In the second half of the book we get the actual writing portion of it, and it might be the worse of the two parts.
I don’t know if this is an opinion I have because I have worked for some years as an educator (and have had to teach writing specifically), but I am always weary of when people give hard and fast rules for things like writing. I don’t think that is an effective way to teach. I don’t really care for it here, and there is certainly an abundance of it here in King’s book. As a case in point, King writes that we should avoid the passive voice at all cost, as if it were a type of poison which you could accidentally release into your writing that would ruin the whole pot. And yet, just a few sentences later King uses the passive voice himself. There is nothing wrong with that sentence – in fact, I would say that an active sentence there would have made the writing worse. The passive voice has a place, and it is sometimes exactly what your writing needs. King has internalized this and knows when to use it and when not. But by not playing with these forms, someone learning to write may not ever get the kind of mastery.

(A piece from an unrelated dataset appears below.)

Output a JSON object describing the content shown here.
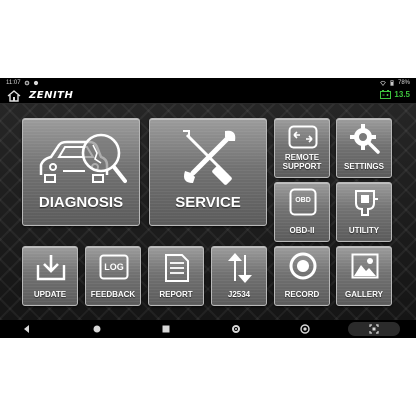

You can apply this to pretty much all of the advice King gives in this book. He talks about not using adverbs, and also uses them pretty liberally.
But ultimately, the book had no need to be cleft in half. The narrative of the first part was pretty frequently good, and when I got to the second part of the book, a lot of which was nested in brief personal anecdotes, I couldn’t help but wonder why all of the second part wasbn’t merely all nested into the first part. It really did feel like two very different books crammed together haphazardly.